What about the union of homosexuals as persons, which transcends the union of bodies? Can this idea justify homosexual marriage? It cannot, because persons are not disembodied beings; disembodied beings are ghosts, and we don’t marry ghosts. Marriage is for the living and is the union of the whole nature. It is absurd to pretend otherwise.
What about the marriage of a transsexual? This too is nonsense, because even by undergoing plastic surgery the transsexual is only helped to simulate being a member of the opposite sex. God forbid, but should a transsexual lose his or her life in a fire, their remains will not be identifiable as to their simulated sex: their DNA will identify them as the sex of their conception and birth. Governments might pass laws requiring us to acknowledge that a person has changed their sex -they may even allow for their sex to be changed on their birth certificate- but such laws only deceive society at large about a person’s objective sex reality, while simultaneously facilitating the transsexual’s continuance in subjective error as to their gender. In reality, transsexuals remain for all eternity the sex of their conception and birth.
Governments which pass laws facilitating homosexual ‘marriage’ must admit that they might be seen as either so intoxicated by their (temporary) political authority that they have lost awareness of the limitations to that authority (which is powerless to rewrite the laws of nature) or as supremely arrogant in their disregard for those laws. It is not easy to see them as pursuing inclusivity or diversity when they allow the oppression of those who see homosexuality as abnormal (such as clergymen) and of those who cannot in conscience facilitate homosexual activity (such as owners of Guesthouses). As laws are passed allowing homosexual pairs to acquire the designation ‘married’ Governments must, to ensure they are truly inclusive and valuing of diversity, enact laws that:
(a) protect the religious person’s conscience in the exercise of their professional lives

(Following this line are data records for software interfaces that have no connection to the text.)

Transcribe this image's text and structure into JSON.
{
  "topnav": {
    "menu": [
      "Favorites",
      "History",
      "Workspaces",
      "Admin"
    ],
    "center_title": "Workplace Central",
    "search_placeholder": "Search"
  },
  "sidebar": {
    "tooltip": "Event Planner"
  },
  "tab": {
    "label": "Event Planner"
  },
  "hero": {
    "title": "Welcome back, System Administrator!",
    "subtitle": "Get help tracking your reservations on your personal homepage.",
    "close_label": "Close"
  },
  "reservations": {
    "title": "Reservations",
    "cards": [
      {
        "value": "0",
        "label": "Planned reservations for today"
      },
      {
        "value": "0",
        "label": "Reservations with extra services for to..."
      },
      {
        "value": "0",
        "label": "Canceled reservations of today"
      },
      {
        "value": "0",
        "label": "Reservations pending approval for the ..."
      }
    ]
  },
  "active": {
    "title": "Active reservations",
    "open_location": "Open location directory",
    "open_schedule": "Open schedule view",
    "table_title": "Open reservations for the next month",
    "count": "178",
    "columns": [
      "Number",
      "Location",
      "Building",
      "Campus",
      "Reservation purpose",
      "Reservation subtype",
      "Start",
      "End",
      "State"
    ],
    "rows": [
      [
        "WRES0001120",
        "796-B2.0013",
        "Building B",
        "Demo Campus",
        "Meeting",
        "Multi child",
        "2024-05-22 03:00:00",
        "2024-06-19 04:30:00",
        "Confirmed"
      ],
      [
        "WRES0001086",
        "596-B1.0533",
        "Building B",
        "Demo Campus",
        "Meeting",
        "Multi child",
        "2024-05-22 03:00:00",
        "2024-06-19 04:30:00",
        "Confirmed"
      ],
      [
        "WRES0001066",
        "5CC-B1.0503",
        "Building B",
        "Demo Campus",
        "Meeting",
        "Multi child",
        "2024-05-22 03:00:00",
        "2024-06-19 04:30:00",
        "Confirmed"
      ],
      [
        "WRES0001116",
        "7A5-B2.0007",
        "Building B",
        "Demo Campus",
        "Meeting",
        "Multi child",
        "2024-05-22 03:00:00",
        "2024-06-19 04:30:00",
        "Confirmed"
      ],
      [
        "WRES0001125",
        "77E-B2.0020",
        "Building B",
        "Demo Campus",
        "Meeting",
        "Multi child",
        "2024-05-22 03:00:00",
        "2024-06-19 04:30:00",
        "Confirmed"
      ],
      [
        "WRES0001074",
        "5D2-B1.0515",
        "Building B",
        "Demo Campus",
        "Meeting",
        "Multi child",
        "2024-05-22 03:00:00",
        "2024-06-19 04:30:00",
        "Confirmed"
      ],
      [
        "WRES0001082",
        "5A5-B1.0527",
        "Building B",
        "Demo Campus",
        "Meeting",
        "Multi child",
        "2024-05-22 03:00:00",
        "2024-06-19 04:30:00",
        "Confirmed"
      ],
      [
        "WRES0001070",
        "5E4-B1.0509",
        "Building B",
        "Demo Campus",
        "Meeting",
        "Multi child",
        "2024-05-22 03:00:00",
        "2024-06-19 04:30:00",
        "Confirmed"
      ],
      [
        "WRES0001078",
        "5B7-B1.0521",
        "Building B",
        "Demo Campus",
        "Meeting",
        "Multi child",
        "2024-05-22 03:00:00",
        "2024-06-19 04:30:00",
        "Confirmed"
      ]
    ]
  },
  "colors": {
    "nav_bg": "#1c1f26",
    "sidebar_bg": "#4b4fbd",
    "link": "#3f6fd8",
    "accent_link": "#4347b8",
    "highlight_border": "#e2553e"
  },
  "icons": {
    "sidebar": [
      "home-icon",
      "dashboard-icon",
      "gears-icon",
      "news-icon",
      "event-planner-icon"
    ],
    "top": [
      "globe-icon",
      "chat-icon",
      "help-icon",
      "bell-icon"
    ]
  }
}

(b) protect freedom of speech so that those who disagree with homosexual ‘marriage’ can say so without fear of being persecuted and/or prosecuted for voicing that opinion
(c) protect religious institutions from being forced to provide religious Rites to same-sex pairs;
(d) protect religious schools from having to present homosexuality as biologically and socially normal.
On the latter point, it is my belief that no school, religious or otherwise, should teach that homosexuality is normal: they may as well teach that one can achieve good a hold with two bolts or two nuts as one can with a nut and bolt. Presenting homosexuality as normal not only flies in the face of common sense, but it may produce an artificial upsurge in homosexuality in that children exposed to such teaching might consider themselves homosexual (and block their psycho-social development) at the pre-adolescent age when boys have no interest in playing with girls and girls no interest in playing with boys. Surely children have a right to be taught about the natural biological and psychological complimentarity of the sexes, and to have false information kept out of their classroom? Where Governments demand that their contrived social construction be taught, they should have the integrity -or at the very least the decency- to allow schools to present the natural law too, if only for the sake of freedom of speech, respect for conscience, and freedom of religion.